Within five or ten minutes I arrive at the bus stop. There follows a genuinely interminable wait for the bus to come- it is impossible to predict when it will come as this changes on a day-to-day basis.
This is my most dreaded part of the day.
When mobile it is somewhat easier to shake off would-be-clingers-on but when stationary it is an absolute nightmare. The situation is made worse by the fact that where I wait for the bus is, in the most unhappiest of coincidences, also the place where jobless young men wait to be picked up for a day’s casual labouring work. So just me, the only young, single, white female (in a town of 60,000 people at the latest estimate) and about a hundred spailpín fánach with nothing better to do than to stare and stare and stare. I have also nothing better to do than wait for the bus which is like waiting for Godot and so nothing to distract me from the discomfort of being purveyed unashamedly from every angle. It is easy to ignore someone who is staring at you from afar. It is more of a challenge when you are besieged by a group of teenage boys and men who are standing (and staring) at a radial distance of about two feet away from you. Add to this that most of my fellow University teachers are unhelpfully elusive creatures in the early mornings and seem to me just like spiders who crawl out of their hidey-holes only when the bus comes into sight.
One of the teachers in the local college commented to a fellow volunteer the other day,
“Mr. David! I saw Miss Ais at the bus-stop this morning!”
“Ah, very good, how did she seem?”
“She seemed fine. She was surrounded by criminals.”
Eventually, the bus comes around the corner, like an apparition to me, and I get on, relieved.

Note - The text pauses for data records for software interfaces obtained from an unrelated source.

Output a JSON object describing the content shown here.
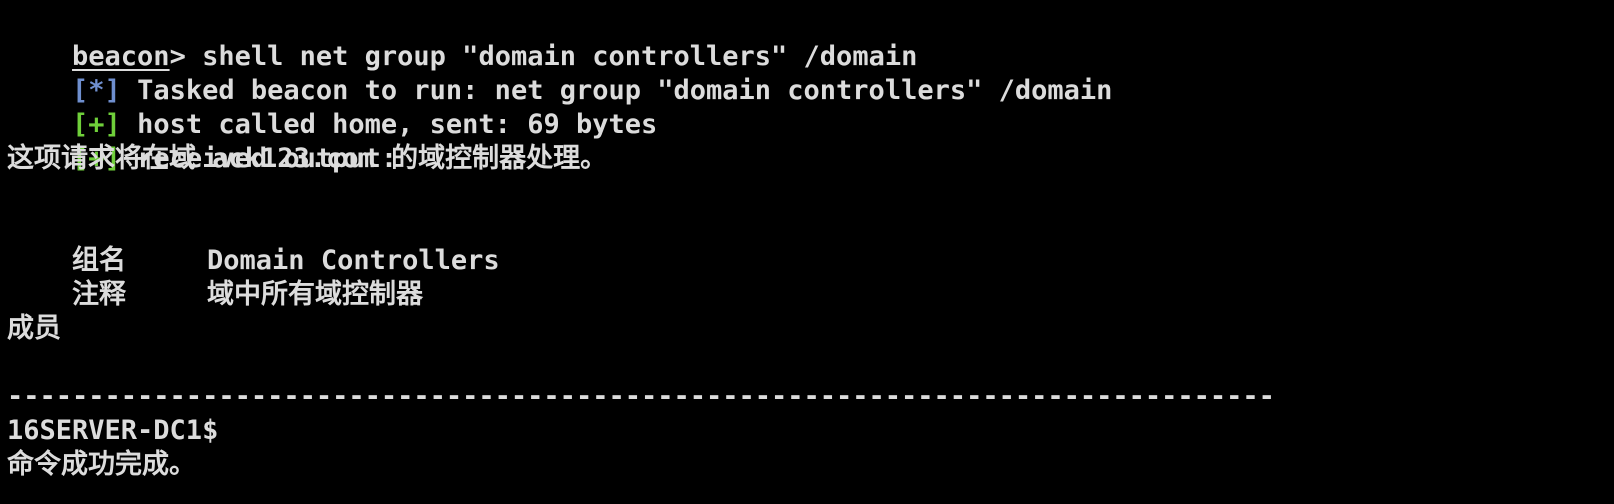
{
  "colors": {
    "background": "#000000",
    "foreground": "#dcdcdc",
    "info_tag": "#6f8fcf",
    "ok_tag": "#6fcf3a"
  },
  "prompt": {
    "name": "beacon",
    "symbol": ">",
    "command": " shell net group \"domain controllers\" /domain"
  },
  "log": [
    {
      "tag": "[*]",
      "type": "info",
      "text": " Tasked beacon to run: net group \"domain controllers\" /domain"
    },
    {
      "tag": "[+]",
      "type": "ok",
      "text": " host called home, sent: 69 bytes"
    },
    {
      "tag": "[+]",
      "type": "ok",
      "text": " received output:"
    }
  ],
  "output": {
    "intro": "这项请求将在域 ack123.com 的域控制器处理。",
    "group_name_label": "组名",
    "group_name_value": "Domain Controllers",
    "comment_label": "注释",
    "comment_value": "域中所有域控制器",
    "members_label": "成员",
    "separator": "-------------------------------------------------------------------------------",
    "member": "16SERVER-DC1$",
    "done": "命令成功完成。"
  }
}
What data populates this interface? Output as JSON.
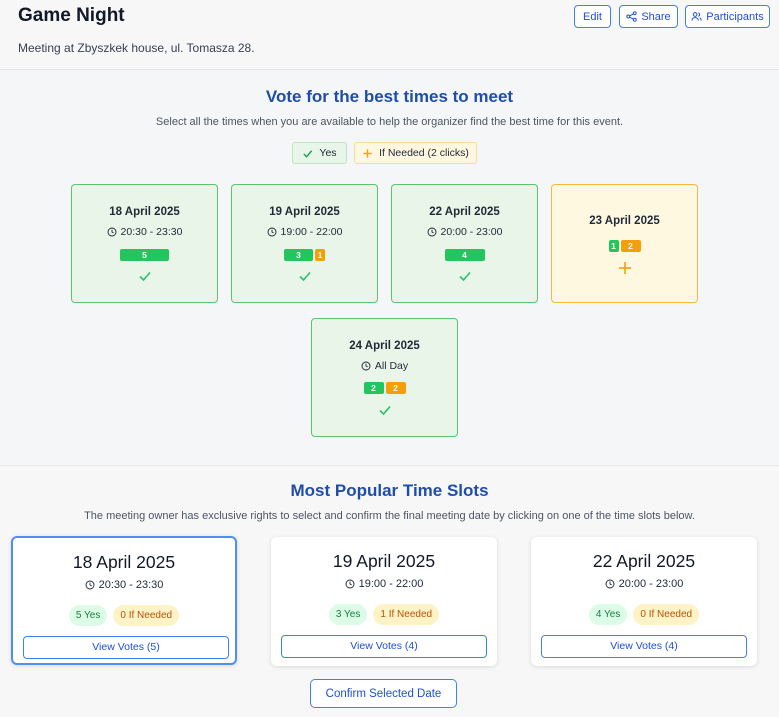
{
  "header": {
    "title": "Game Night",
    "subtitle": "Meeting at Zbyszkek house, ul. Tomasza 28.",
    "buttons": {
      "edit": "Edit",
      "share": "Share",
      "participants": "Participants"
    }
  },
  "vote": {
    "heading": "Vote for the best times to meet",
    "description": "Select all the times when you are available to help the organizer find the best time for this event.",
    "legend": {
      "yes": "Yes",
      "if_needed": "If Needed (2 clicks)"
    },
    "slots": [
      {
        "date": "18 April 2025",
        "time": "20:30 - 23:30",
        "yes": "5",
        "if_needed": "",
        "status": "yes"
      },
      {
        "date": "19 April 2025",
        "time": "19:00 - 22:00",
        "yes": "3",
        "if_needed": "1",
        "status": "yes"
      },
      {
        "date": "22 April 2025",
        "time": "20:00 - 23:00",
        "yes": "4",
        "if_needed": "",
        "status": "yes"
      },
      {
        "date": "23 April 2025",
        "time": "",
        "yes": "1",
        "if_needed": "2",
        "status": "if_needed"
      },
      {
        "date": "24 April 2025",
        "time": "All Day",
        "yes": "2",
        "if_needed": "2",
        "status": "yes"
      }
    ]
  },
  "popular": {
    "heading": "Most Popular Time Slots",
    "description": "The meeting owner has exclusive rights to select and confirm the final meeting date by clicking on one of the time slots below.",
    "slots": [
      {
        "date": "18 April 2025",
        "time": "20:30 - 23:30",
        "yes": "5 Yes",
        "if_needed": "0 If Needed",
        "view": "View Votes (5)"
      },
      {
        "date": "19 April 2025",
        "time": "19:00 - 22:00",
        "yes": "3 Yes",
        "if_needed": "1 If Needed",
        "view": "View Votes (4)"
      },
      {
        "date": "22 April 2025",
        "time": "20:00 - 23:00",
        "yes": "4 Yes",
        "if_needed": "0 If Needed",
        "view": "View Votes (4)"
      }
    ],
    "confirm": "Confirm Selected Date"
  },
  "colors": {
    "accent": "#1e4ea8",
    "button": "#1d4ed8",
    "yes": "#22c55e",
    "if_needed": "#f59e0b"
  },
  "icons": [
    "pencil-icon",
    "share-icon",
    "users-icon",
    "check-icon",
    "plus-icon",
    "clock-icon"
  ]
}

The situation at the bus stop is bad but it is a similar enough story elsewhere in the town. I am a source of absolute fascination. In the beginning I found it very limiting, I found I could go nowhere on my own and do nothing for myself in any comfort. Over time it has gotten easier as I have become more accustomed to life here and the culture. I can now go to most places on my own if I wish and do some things on my own. People still shout and stare but I am more confident. I could say that the experience has been a good lesson in humility for me as I am ordinarily fiercely independent, refusing all kind offers of help or assistance, but now I am forced to rely on the kindness of others, particularly two male volunteers who live nearby.
In truth, children are my main fans and they are largely harmless. They demand money and new footballs from across the road but are more than satisfied with a little individual attention, a smile and a handshake when they get up close to you. The children here are the same as children the world over- they are curious and bold and I am so strange looking so I can understand their interest. But for me, it is harder to fathom a group of teenagers or grown men, following me, cat-calling at me, even trying to touch me, everything just shy of wanting to sit down on my lap.

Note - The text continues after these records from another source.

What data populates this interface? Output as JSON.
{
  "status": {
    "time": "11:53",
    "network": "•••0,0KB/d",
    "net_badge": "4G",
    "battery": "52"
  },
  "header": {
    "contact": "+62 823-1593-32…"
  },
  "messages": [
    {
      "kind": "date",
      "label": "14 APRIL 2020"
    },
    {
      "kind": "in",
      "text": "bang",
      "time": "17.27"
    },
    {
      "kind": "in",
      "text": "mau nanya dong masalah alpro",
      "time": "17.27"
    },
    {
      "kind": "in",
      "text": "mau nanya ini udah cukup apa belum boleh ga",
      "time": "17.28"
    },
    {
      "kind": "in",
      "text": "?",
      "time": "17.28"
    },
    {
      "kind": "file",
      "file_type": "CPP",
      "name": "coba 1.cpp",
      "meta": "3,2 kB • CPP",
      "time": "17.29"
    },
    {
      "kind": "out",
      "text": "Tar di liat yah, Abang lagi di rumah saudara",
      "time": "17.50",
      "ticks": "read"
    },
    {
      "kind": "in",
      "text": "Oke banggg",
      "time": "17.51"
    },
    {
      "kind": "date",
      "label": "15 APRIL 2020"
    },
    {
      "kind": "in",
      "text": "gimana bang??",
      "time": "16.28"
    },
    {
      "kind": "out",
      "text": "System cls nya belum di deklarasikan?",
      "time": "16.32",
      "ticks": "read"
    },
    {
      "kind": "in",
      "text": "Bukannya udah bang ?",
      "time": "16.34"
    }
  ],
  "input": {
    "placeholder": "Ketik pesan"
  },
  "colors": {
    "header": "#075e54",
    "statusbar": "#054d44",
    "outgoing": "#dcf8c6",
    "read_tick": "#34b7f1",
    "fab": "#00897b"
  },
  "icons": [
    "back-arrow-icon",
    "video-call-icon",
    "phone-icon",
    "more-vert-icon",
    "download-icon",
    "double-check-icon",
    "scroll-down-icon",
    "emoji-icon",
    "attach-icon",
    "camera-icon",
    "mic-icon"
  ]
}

It’s because I am so different; I know this. And I often wonder at it from their perspective and try to imagine what kind of a reception a young single Ethiopia woman would have received arriving to a town in Ireland, say in the 1950s. Would she have been swarmed and harassed by the local ne’er-do-wells and down-and-outs? Well, I don’t know really but when I think of this I remember to try and be more patient.

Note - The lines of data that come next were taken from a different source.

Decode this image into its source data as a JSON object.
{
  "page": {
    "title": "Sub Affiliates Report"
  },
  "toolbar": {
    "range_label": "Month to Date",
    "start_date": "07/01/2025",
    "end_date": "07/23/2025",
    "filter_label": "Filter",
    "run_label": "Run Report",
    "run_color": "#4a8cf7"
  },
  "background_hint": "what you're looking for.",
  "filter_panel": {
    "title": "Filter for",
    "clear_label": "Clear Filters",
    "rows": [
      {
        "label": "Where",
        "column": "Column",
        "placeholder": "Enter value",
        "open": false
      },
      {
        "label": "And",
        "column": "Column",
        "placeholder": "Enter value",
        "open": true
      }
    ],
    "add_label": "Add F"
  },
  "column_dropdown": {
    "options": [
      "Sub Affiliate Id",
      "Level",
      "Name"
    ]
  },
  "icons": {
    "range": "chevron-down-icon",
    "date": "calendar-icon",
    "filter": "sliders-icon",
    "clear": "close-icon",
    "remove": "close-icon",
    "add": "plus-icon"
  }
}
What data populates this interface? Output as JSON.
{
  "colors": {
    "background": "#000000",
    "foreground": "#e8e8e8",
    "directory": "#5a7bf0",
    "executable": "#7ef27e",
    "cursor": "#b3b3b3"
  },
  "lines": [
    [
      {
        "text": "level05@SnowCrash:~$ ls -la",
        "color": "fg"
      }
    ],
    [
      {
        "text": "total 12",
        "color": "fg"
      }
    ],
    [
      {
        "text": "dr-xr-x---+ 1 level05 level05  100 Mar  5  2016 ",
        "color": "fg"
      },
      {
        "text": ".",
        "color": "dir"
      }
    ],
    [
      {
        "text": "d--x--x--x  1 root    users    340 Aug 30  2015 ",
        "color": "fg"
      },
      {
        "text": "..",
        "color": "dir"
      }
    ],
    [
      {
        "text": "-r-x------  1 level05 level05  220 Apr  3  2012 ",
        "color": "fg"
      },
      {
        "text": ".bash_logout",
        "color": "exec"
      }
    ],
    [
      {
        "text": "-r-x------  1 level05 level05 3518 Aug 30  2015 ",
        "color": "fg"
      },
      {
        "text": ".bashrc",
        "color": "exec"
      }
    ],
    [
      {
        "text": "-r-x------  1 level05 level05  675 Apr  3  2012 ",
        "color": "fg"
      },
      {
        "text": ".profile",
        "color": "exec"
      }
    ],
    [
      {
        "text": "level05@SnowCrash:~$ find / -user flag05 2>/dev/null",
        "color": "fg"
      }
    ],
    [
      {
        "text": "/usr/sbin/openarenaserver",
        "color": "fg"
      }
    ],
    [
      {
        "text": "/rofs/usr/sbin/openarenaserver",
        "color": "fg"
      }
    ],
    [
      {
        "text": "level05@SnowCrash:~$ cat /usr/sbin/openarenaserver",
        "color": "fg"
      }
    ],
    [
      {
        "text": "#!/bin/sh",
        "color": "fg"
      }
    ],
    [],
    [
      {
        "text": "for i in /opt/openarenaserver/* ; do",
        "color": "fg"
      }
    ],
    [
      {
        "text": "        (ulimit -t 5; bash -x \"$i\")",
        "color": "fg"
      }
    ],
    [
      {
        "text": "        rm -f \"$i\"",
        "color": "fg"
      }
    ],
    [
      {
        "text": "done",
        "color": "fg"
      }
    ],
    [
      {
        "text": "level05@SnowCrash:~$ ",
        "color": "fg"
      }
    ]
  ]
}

For your information, female volunteers with blonde hair seem to have the worst time of all and some claim to have been chased down the street before having a lock of their amber hair unceremoniously ripped out of their head by an overzealous admirer! Almost all female volunteers have been proposed marriage at some point or other. As yet, I have been disappointed in this regard and patiently await my first chance to refuse someone considerately 😉